The opinion of the court was delivered by: Gary L. Sharpe U.S. District Judge
MEMORANDUM-DECISION AND ORDER
Thomas Anderson, an inmate at Elmira Correctional Facility, brings this action pursuant to 42 U.S.C. § 1983, alleging that the defendants, two employees of the Department of Correctional Services ("DOCS"), violated:
(1) his Eighth Amendment rights when they used excessive force during his transport to the Auburn Correctional Facility Special Housing Unit ("SHU");

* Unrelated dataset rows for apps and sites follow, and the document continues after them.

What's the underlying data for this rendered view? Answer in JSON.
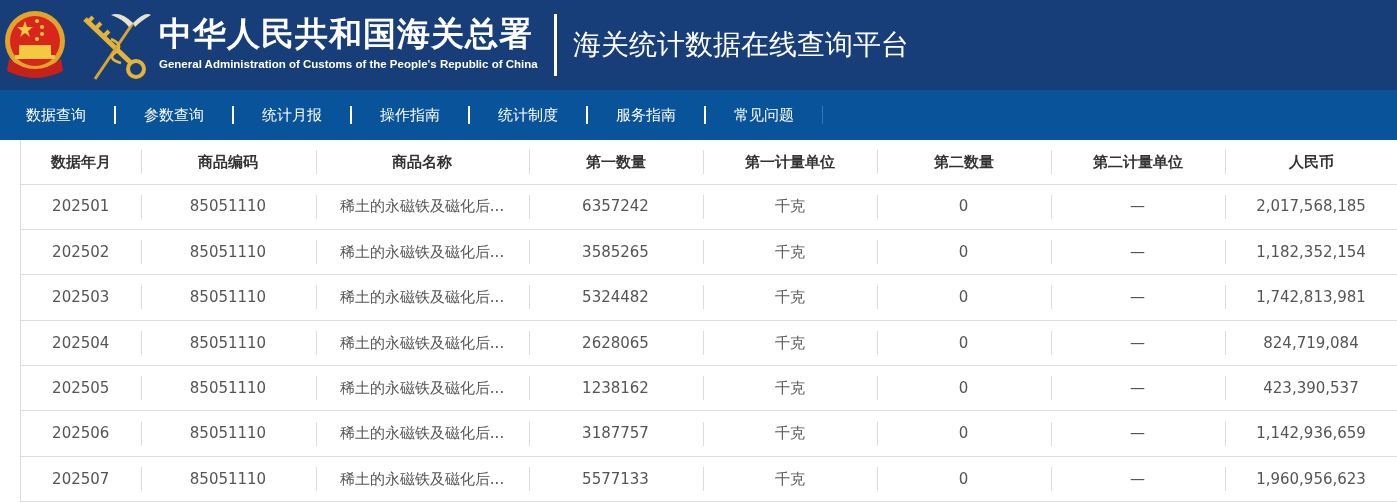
{
  "header": {
    "title": "中华人民共和国海关总署",
    "subtitle": "General Administration of Customs of the People's Republic of China",
    "platform": "海关统计数据在线查询平台"
  },
  "nav": [
    {
      "label": "数据查询"
    },
    {
      "label": "参数查询"
    },
    {
      "label": "统计月报"
    },
    {
      "label": "操作指南"
    },
    {
      "label": "统计制度"
    },
    {
      "label": "服务指南"
    },
    {
      "label": "常见问题"
    }
  ],
  "table": {
    "columns": [
      "数据年月",
      "商品编码",
      "商品名称",
      "第一数量",
      "第一计量单位",
      "第二数量",
      "第二计量单位",
      "人民币"
    ],
    "rows": [
      [
        "202501",
        "85051110",
        "稀土的永磁铁及磁化后...",
        "6357242",
        "千克",
        "0",
        "—",
        "2,017,568,185"
      ],
      [
        "202502",
        "85051110",
        "稀土的永磁铁及磁化后...",
        "3585265",
        "千克",
        "0",
        "—",
        "1,182,352,154"
      ],
      [
        "202503",
        "85051110",
        "稀土的永磁铁及磁化后...",
        "5324482",
        "千克",
        "0",
        "—",
        "1,742,813,981"
      ],
      [
        "202504",
        "85051110",
        "稀土的永磁铁及磁化后...",
        "2628065",
        "千克",
        "0",
        "—",
        "824,719,084"
      ],
      [
        "202505",
        "85051110",
        "稀土的永磁铁及磁化后...",
        "1238162",
        "千克",
        "0",
        "—",
        "423,390,537"
      ],
      [
        "202506",
        "85051110",
        "稀土的永磁铁及磁化后...",
        "3187757",
        "千克",
        "0",
        "—",
        "1,142,936,659"
      ],
      [
        "202507",
        "85051110",
        "稀土的永磁铁及磁化后...",
        "5577133",
        "千克",
        "0",
        "—",
        "1,960,956,623"
      ]
    ]
  }
}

(2) his Fifth and Fourteenth Amendment due process rights when they filed a false misbehavior report against him and confined him in SHU for sixteen days without a hearing; and (3) his Fourteenth Amendment equal protection rights when they wrongfully accused him of stealing tobacco from the prison commissary based on their erroneous belief that he was a member of a gang. (See generally Compl.; Dkt. No. 1.)
On September 24, 2007, the defendants filed a motion for partial judgment on the pleadings pursuant to Rule 12(c) of the Federal Rules of Civil Procedure, arguing that: (1) the Fifth Amendment is inapplicable to Anderson's claims; (2) the Eleventh Amendment bars Anderson's claims against the defendants in their official capacities; (3) Anderson has not alleged facts plausibly suggesting that he possessed a liberty interest sufficient to state a Fourteenth Amendment due process claim; (4) Anderson has not alleged facts plausibly suggesting that defendants were personally involved in the alleged due process violations; and (5) Anderson has failed to allege facts plausibly suggesting the existence of purposeful discrimination necessary to state an equal protection violation. (See Dkt. No. 13.) Anderson did not oppose the defendants' motion.
The defendants' motion was referred to Magistrate Judge David R. Homer for report and recommendation. On May 19, 2008, Judge Homer issued a Report-Recommendation and Order ("R&R") recommending dismissal of Anderson's Complaint with respect to all of his claims except for the Eighth Amendment claim of excessive force. (See Dkt. No. 17.)*fn1
Pending are Anderson's timely objections ("Objections") to the R&R. (Dkt. No. 19.) For the reasons that follow, the R&R is adopted, and all of the claims in Anderson's Complaint are dismissed, with the exception of his Eighth Amendment excessive force claim.
Before entering final judgment, this court routinely reviews all report-recommendations in cases it has referred to a Magistrate Judge. If a party has objected to specific elements of the Magistrate Judge's findings and recommendations, this court reviews those findings and recommendations de novo. See Almonte v. New York State Div. of Parole, No. 04-cv-484, 2006 WL 149049, at *6-7 (N.D.N.Y. Jan. 18, 2006). In those cases where no party has filed an objection, or only a vague or general objection has been filed, this court reviews the findings and recommendations of a Magistrate Judge for clear error. See id.
A. The Fifth Amendment Due Process Claim
Judge Homer recommended dismissal of Anderson's Fifth Amendment due process claim on the grounds that the Fifth Amendment:
(1) pertains only to criminal charges, not the prison disciplinary charges in question; and (2) prohibits only the federal government from violating a person's due process rights, not state officials such as the defendants herein. (See R&R at 5-6, citing Pub. Utils. Comm'n v. Pollak, 343 U.S. 451, 461 (1952).) Anderson's Objections contain no argument concerning Judge Homer's recommended disposition of his Fifth Amendment claim. Upon review of the R&R for clear error, the court finds none. ...